photo credit: jeessandSinclair
the installation starts out with 12 cuboid boxes, joined at hinges, encircled by more larger boxes, 12 in number also. And the final layer by even more bigger boxes compacting the whole shelf into one large 24-gon petal structure.
Jessica, the lead designer, measured the wall space, took the inspiring picture and managed graphics of the designs. While Sinclair completed actual construction. The project cost over $900 to build. JessandSinclair use it as a mixed usa display for flora pots and books.
Installing the outer layer photo credit: jeessandSinclair
assembling the cuboid boxes on the floor (photo credit: jeessandSinclair)
Sinclair finish some of the boxes (photo credit: jeessandSinclair )
Modern Givenchy presents a contrasting element in terms of material, color, and product characteristics. For example, the material prepared for see-through and span, a intense color in a comfortable color,and linear shape in a streamlined shape etc.
Givenchy’s website also emphasized the contrast between the white colored background and the thin black colored frame. So I went ahead and focused on this sort of contrast and mixing match.
The Quartz project is a pilot product by the energy firm Climeworks put forward as a solution of achieving the 2o C emission target by EU. The carbon capture plant would mimic the natural process of carbon filtering and locking — photosynthesis — utilized by plants in nature and will demonstrate a safe, economically-viable and highly scalable carbon removal technology.
The utility has begun operational testing for a pilot greenhouse project in Zurich Switzerland, with the ambitious plan of offering a way removing 900 tonnes of carbon from ambient air, and solutions to unlocking a negative emissions future.
The commercially viable Direct air capture plant would scrub CO2 from the atmosphere through a one step process known by Climeworks as cyclic absorption- desorption process.
The first of it kind, the commercial pilot plant would scrub carbon from the atmosphere around area of installation, releasing Oxygen into the atmosphere; and serving as a one of the very few artificial processes with negative emissions.
CarbFix2 is a joint project partly funded by European Union’s Horizon 2020 research and innovation programme and led by Iceland’s multi-utility company Reykjavik Energy. The collaborative research project centres around one of the world’s largest geothermal power plants in Hellisheidi, Iceland, where CO2 is currently injected and mineralized at an industrial scale.
The DAC module installed on site will first capture CO2 from ambient air; which bind to its filter.
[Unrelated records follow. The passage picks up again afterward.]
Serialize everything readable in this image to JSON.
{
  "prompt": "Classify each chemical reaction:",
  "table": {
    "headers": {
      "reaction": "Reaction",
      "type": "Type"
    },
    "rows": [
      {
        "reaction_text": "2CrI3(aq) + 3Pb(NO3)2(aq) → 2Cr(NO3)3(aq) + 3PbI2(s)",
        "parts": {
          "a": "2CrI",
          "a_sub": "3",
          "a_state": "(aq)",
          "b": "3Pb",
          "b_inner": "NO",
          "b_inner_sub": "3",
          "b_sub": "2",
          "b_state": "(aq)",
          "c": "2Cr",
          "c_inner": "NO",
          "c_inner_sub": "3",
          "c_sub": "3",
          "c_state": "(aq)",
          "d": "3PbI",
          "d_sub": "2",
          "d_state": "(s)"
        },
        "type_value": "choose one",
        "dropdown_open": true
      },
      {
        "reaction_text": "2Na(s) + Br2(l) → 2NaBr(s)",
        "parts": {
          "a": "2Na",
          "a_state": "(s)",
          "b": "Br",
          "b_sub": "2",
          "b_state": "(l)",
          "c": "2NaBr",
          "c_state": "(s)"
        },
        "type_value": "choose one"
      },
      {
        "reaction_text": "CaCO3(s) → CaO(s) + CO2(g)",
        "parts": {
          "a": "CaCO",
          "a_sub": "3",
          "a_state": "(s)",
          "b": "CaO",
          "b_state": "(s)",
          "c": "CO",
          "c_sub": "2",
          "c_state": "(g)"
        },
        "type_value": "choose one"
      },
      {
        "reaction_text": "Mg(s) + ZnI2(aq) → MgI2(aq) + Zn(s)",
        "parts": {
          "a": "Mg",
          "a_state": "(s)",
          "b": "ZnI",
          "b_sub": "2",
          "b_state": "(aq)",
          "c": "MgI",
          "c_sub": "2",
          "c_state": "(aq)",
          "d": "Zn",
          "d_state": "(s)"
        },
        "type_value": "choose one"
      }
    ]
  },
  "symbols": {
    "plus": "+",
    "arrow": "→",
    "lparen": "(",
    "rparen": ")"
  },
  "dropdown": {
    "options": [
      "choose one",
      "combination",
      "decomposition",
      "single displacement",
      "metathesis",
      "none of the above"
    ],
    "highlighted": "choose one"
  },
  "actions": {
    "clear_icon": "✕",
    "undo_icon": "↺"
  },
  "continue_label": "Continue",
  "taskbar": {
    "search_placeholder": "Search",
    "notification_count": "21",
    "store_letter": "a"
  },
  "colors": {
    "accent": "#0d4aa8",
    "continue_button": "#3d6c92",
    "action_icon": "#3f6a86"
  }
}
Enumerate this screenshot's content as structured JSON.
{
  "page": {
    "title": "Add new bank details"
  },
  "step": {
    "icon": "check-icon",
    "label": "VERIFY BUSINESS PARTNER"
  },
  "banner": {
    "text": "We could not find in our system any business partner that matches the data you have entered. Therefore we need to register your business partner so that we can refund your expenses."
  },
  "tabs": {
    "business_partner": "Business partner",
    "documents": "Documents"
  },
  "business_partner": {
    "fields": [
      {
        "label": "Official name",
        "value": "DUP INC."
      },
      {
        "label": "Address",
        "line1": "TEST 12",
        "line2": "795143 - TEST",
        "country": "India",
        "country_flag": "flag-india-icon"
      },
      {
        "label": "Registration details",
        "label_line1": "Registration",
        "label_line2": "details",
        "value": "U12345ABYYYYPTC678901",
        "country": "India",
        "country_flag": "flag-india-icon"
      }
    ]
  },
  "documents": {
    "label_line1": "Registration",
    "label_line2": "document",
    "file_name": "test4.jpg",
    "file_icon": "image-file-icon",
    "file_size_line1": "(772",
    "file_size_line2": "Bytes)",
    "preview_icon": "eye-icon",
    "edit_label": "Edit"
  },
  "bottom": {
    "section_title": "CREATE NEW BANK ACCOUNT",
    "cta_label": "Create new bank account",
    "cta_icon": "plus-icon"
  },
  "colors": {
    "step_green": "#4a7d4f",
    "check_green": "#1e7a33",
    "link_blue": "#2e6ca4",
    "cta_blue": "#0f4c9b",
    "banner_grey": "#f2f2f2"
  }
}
The saturated filter is heated by low-grade waste heat and mixed with water.
The carbonated water used as feedstock for the green house plants, or pumped underground, reacted with basaltic bedrock to form solid minerals.
“The potential of scaling-up our technology in combination with CO2 storage, is enormous. Not only here in Iceland but also in numerous other regions which have similar rock formations. Our plan is to offer carbon removal to individuals, corporates and organizations as a means to reverse their non-avoidable carbon emissions,” said Christoph Gebald, Founder and CEO at Climeworks.
basaltic bedrock : Photo by Arni Saeberg
Climeworks DAC installed pilot captures CO2 from ambient air for permanent storage underground, thus creating a carbon removal solution which some scientific studies indicate is essential to achieving the two-degree climate target.
geothermal plant Iceland : Photo by Arni Saeberg